TOKYO -- Once a law deregulating vacation rentals takes effect on June 15 next year, the many tourists visiting Japan will be able to choose from among some exotic accommodations, such as spending the night at an old mountain temple.
On a recent trip to Takayama in mountainous Gifu Prefecture, a group of Thai coworkers exploring their room were rewarded with a magnificent winter view hiding behind a sliding screen: the snow-shrouded garden of Takayama Zenko-ji, a Buddhist temple. "It's gorgeous," one of the travelers exclaimed.
A large room in the temple's main hall, more than a century old, goes for around 60,000 yen ($532) a night. The social-media-worthy snapshot is free.
More lies in store for the adventurous traveler, including a walk through the pitch-dark space beneath the main deity to lay hands on the lock keeping the temple's most prized Buddha image from public view -- supposedly a spiritually cleansing experience. Another guest, a 35-year-old office worker from Taiwan, said he felt "a close connection with Japanese culture" after taking the trip. A meditation session or a turn at copying out sutras, also on offer, could strengthen that bond.
Since opening for reservations in July, Zenko-ji has had nearly 1,000 guests, 90% of them from overseas. This is thanks to Tokyo-based startup ShareWing, which runs Zenko-ji and one other temple where guests may stay the night. "We aim to show visitors the true appeal of old Japan by putting unused treasures to work," said President Naoko Unrinin.
For temples outside Japan's strategic special zones of experimental deregulation, offering tourist accommodations requires a national permit. Zenko-ji, for example, operates as a "simple accommodation" under Japan's hotel business law. But starting next June, when a law takes effect permitting facilities such as private homes, historic structures and temples to host paying guests for a certain number of days per year, registering with the prefectural government will suffice.
Startups are preparing services that will make complying with this law simpler, with the hope of drawing new properties onto the short-term rental market. App developer Chapter8 has introduced a smartphone app for the special zones that helps owners renting out rooms check in visitors. A video chat feature lets owners verify their guests are who they say they are, and scans in passport information to automatically create the legally mandated visitor log.
Japanese internet giant Rakuten, meanwhile, is working with overseas companies including Chinese short-term rental site Tujia to square off against the world's biggest room rental service, Airbnb. Even established travel agencies have put concerns of upsetting existing clients aside as the room rental market grows: JTB is working with Sendai-based Hyakusenrenma in the field.
Out with the old
Short-term room rentals are expected to play a major role in accommodating Japan's swelling tourist population when they take off nationwide. Foreign visitor arrivals are seen reaching a record-high 28 million this year, and the government aims to hit 40 million by 2020, anticipating continued economic benefits.

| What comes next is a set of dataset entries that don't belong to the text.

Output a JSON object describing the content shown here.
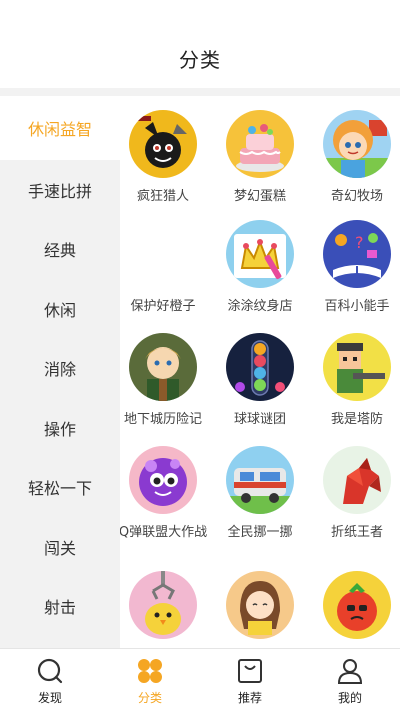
{
  "header": {
    "title": "分类"
  },
  "sidebar": {
    "active_index": 0,
    "items": [
      {
        "label": "休闲益智"
      },
      {
        "label": "手速比拼"
      },
      {
        "label": "经典"
      },
      {
        "label": "休闲"
      },
      {
        "label": "消除"
      },
      {
        "label": "操作"
      },
      {
        "label": "轻松一下"
      },
      {
        "label": "闯关"
      },
      {
        "label": "射击"
      }
    ]
  },
  "games": [
    {
      "name": "疯狂猎人",
      "icon": "stick-figure-hunter-icon"
    },
    {
      "name": "梦幻蛋糕",
      "icon": "cake-icon"
    },
    {
      "name": "奇幻牧场",
      "icon": "farm-girl-icon"
    },
    {
      "name": "保护好橙子",
      "icon": ""
    },
    {
      "name": "涂涂纹身店",
      "icon": "crown-drawing-icon"
    },
    {
      "name": "百科小能手",
      "icon": "encyclopedia-book-icon"
    },
    {
      "name": "地下城历险记",
      "icon": "elf-warrior-icon"
    },
    {
      "name": "球球谜团",
      "icon": "ball-tube-icon"
    },
    {
      "name": "我是塔防",
      "icon": "blocky-soldier-icon"
    },
    {
      "name": "Q弹联盟大作战",
      "icon": "purple-blob-icon"
    },
    {
      "name": "全民挪一挪",
      "icon": "train-icon"
    },
    {
      "name": "折纸王者",
      "icon": "origami-rooster-icon"
    },
    {
      "name": "",
      "icon": "claw-chick-icon"
    },
    {
      "name": "",
      "icon": "girl-reading-icon"
    },
    {
      "name": "",
      "icon": "angry-tomato-icon"
    }
  ],
  "tabbar": {
    "active_index": 1,
    "items": [
      {
        "label": "发现",
        "icon": "discover-icon"
      },
      {
        "label": "分类",
        "icon": "category-icon"
      },
      {
        "label": "推荐",
        "icon": "recommend-bag-icon"
      },
      {
        "label": "我的",
        "icon": "profile-icon"
      }
    ]
  },
  "colors": {
    "accent": "#f5a623",
    "sidebar_bg": "#f2f2f2"
  }
}
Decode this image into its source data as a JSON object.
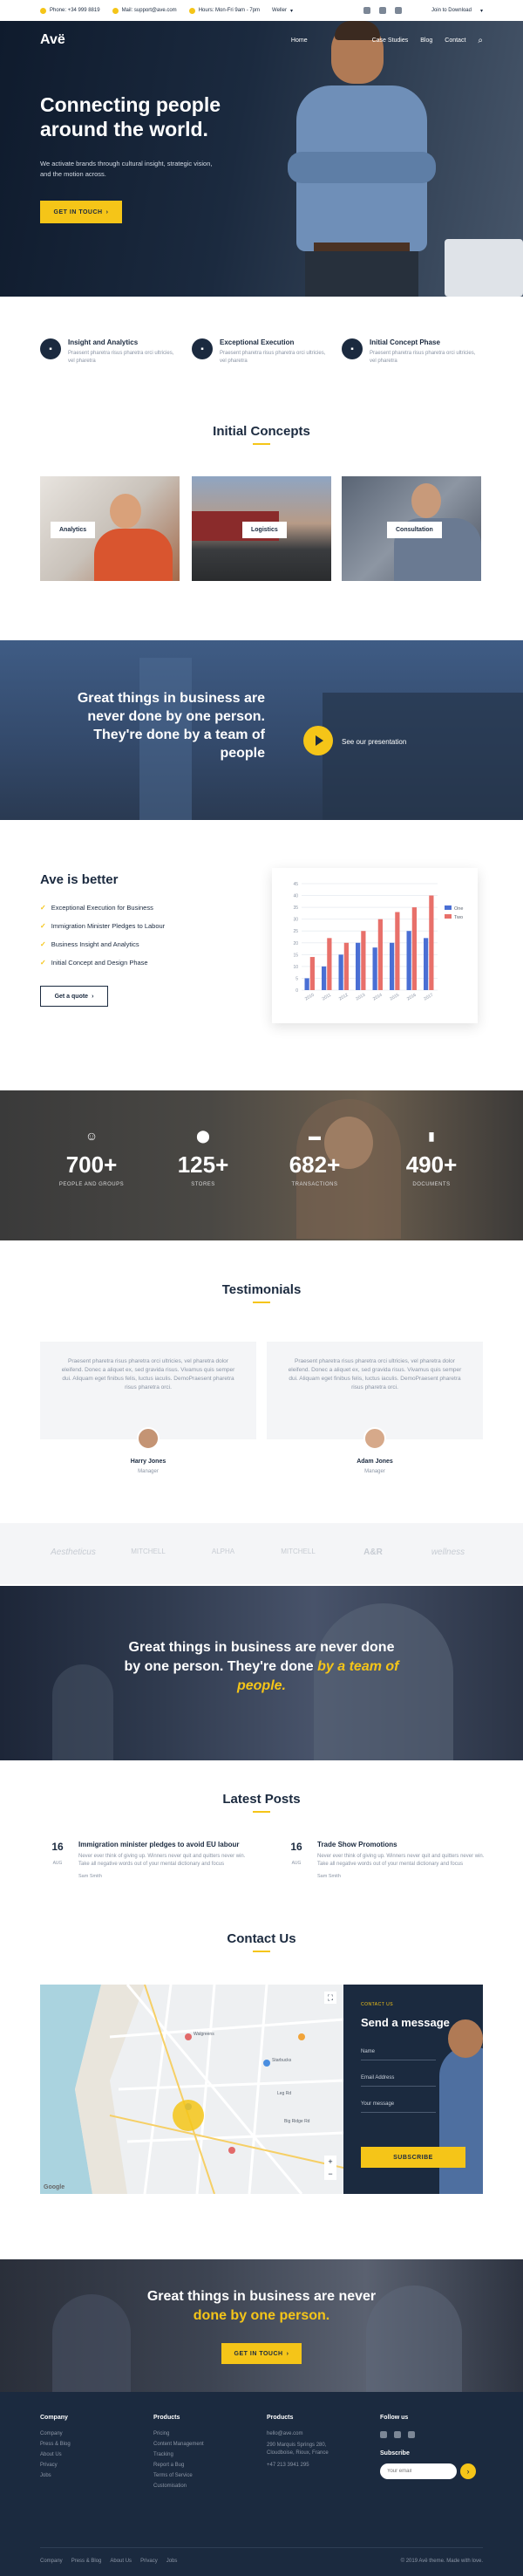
{
  "topbar": {
    "phone": "Phone: +34 999 8819",
    "mail": "Mail: support@ave.com",
    "hours": "Hours: Mon-Fri 9am - 7pm",
    "lang": "Weller",
    "download": "Join to Download"
  },
  "nav": {
    "logo": "Avë",
    "links": [
      "Home",
      "Case Studies",
      "Blog",
      "Contact"
    ]
  },
  "hero": {
    "title": "Connecting people around the world.",
    "subtitle": "We activate brands through cultural insight, strategic vision, and the motion across.",
    "cta": "GET IN TOUCH"
  },
  "features": [
    {
      "title": "Insight and Analytics",
      "text": "Praesent pharetra risus pharetra orci ultricies, vel pharetra"
    },
    {
      "title": "Exceptional Execution",
      "text": "Praesent pharetra risus pharetra orci ultricies, vel pharetra"
    },
    {
      "title": "Initial Concept Phase",
      "text": "Praesent pharetra risus pharetra orci ultricies, vel pharetra"
    }
  ],
  "concepts": {
    "title": "Initial Concepts",
    "items": [
      "Analytics",
      "Logistics",
      "Consultation"
    ]
  },
  "banner1": {
    "text": "Great things in business are never done by one person. They're done by a team of people",
    "cta": "See our presentation"
  },
  "better": {
    "title": "Ave is better",
    "items": [
      "Exceptional Execution for Business",
      "Immigration Minister Pledges to Labour",
      "Business Insight and Analytics",
      "Initial Concept and Design Phase"
    ],
    "cta": "Get a quote"
  },
  "chart_data": {
    "type": "bar",
    "categories": [
      "2010",
      "2011",
      "2012",
      "2013",
      "2014",
      "2015",
      "2016",
      "2017"
    ],
    "series": [
      {
        "name": "One",
        "color": "#4a6fd4",
        "values": [
          5,
          10,
          15,
          20,
          18,
          20,
          25,
          22
        ]
      },
      {
        "name": "Two",
        "color": "#e8706a",
        "values": [
          14,
          22,
          20,
          25,
          30,
          33,
          35,
          40
        ]
      }
    ],
    "ylim": [
      0,
      45
    ],
    "yticks": [
      0,
      5,
      10,
      15,
      20,
      25,
      30,
      35,
      40,
      45
    ],
    "legend": "right",
    "grid": true
  },
  "stats": [
    {
      "icon": "smile-icon",
      "value": "700+",
      "label": "PEOPLE AND GROUPS"
    },
    {
      "icon": "map-pin-icon",
      "value": "125+",
      "label": "STORES"
    },
    {
      "icon": "card-icon",
      "value": "682+",
      "label": "TRANSACTIONS"
    },
    {
      "icon": "folder-icon",
      "value": "490+",
      "label": "DOCUMENTS"
    }
  ],
  "testimonials": {
    "title": "Testimonials",
    "items": [
      {
        "quote": "Praesent pharetra risus pharetra orci ultricies, vel pharetra dolor eleifend. Donec a aliquet ex, sed gravida risus. Vivamus quis semper dui. Aliquam eget finibus felis, luctus iaculis. DemoPraesent pharetra risus pharetra orci.",
        "name": "Harry Jones",
        "role": "Manager"
      },
      {
        "quote": "Praesent pharetra risus pharetra orci ultricies, vel pharetra dolor eleifend. Donec a aliquet ex, sed gravida risus. Vivamus quis semper dui. Aliquam eget finibus felis, luctus iaculis. DemoPraesent pharetra risus pharetra orci.",
        "name": "Adam Jones",
        "role": "Manager"
      }
    ]
  },
  "brands": [
    "Aestheticus",
    "MITCHELL",
    "ALPHA",
    "MITCHELL",
    "A&R",
    "wellness"
  ],
  "banner2": {
    "lead": "Great things in business are never done by one person. They're done",
    "accent": "by a team of people."
  },
  "posts": {
    "title": "Latest Posts",
    "items": [
      {
        "day": "16",
        "month": "AUG",
        "title": "Immigration minister pledges to avoid EU labour",
        "text": "Never ever think of giving up. Winners never quit and quitters never win. Take all negative words out of your mental dictionary and focus",
        "by": "Sam Smith"
      },
      {
        "day": "16",
        "month": "AUG",
        "title": "Trade Show Promotions",
        "text": "Never ever think of giving up. Winners never quit and quitters never win. Take all negative words out of your mental dictionary and focus",
        "by": "Sam Smith"
      }
    ]
  },
  "contact": {
    "title": "Contact Us",
    "kicker": "CONTACT US",
    "form_title": "Send a message",
    "fields": [
      "Name",
      "Email Address",
      "Your message"
    ],
    "submit": "SUBSCRIBE",
    "map_labels": [
      "Walgreens",
      "Starbucks",
      "Leg Rd",
      "Big Ridge Rd"
    ]
  },
  "banner3": {
    "lead": "Great things in business are never",
    "accent": "done by one person.",
    "cta": "GET IN TOUCH"
  },
  "footer": {
    "cols": [
      {
        "title": "Company",
        "items": [
          "Company",
          "Press & Blog",
          "About Us",
          "Privacy",
          "Jobs"
        ]
      },
      {
        "title": "Products",
        "items": [
          "Pricing",
          "Content Management",
          "Tracking",
          "Report a Bug",
          "Terms of Service",
          "Customisation"
        ]
      },
      {
        "title": "Products",
        "items": [
          "hello@ave.com",
          "290 Marquis Springs 280, Cloudboise, Rioux, France",
          "+47 213 3941 295"
        ]
      }
    ],
    "follow": "Follow us",
    "subscribe": "Subscribe",
    "email_placeholder": "Your email",
    "bottom_links": [
      "Company",
      "Press & Blog",
      "About Us",
      "Privacy",
      "Jobs"
    ],
    "copyright": "© 2019 Avë theme. Made with love."
  }
}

The entire hospitality sector could feel the impact, if France, where Airbnb has nearly 500,000 listings, is any indication. There, short-term room rentals led to a decline in employment in the hotel sector, according to an industry group. While the number of visitors to France rose 6% to 83.7 million from 2008 to 2014, hotel occupancy rates fell more than two percentage points to 59.2%.
With the number of visitors to Japan set to keep climbing, some have said the country is likely to experience hotel room shortages, especially since Tokyo is hosting the 2020 Olympics. However, guest rooms in Japan's cities stands to increase roughly 30%, according to real estate services provider CBRE in Tokyo, giving lodgers the advantage as competition for customers heats up.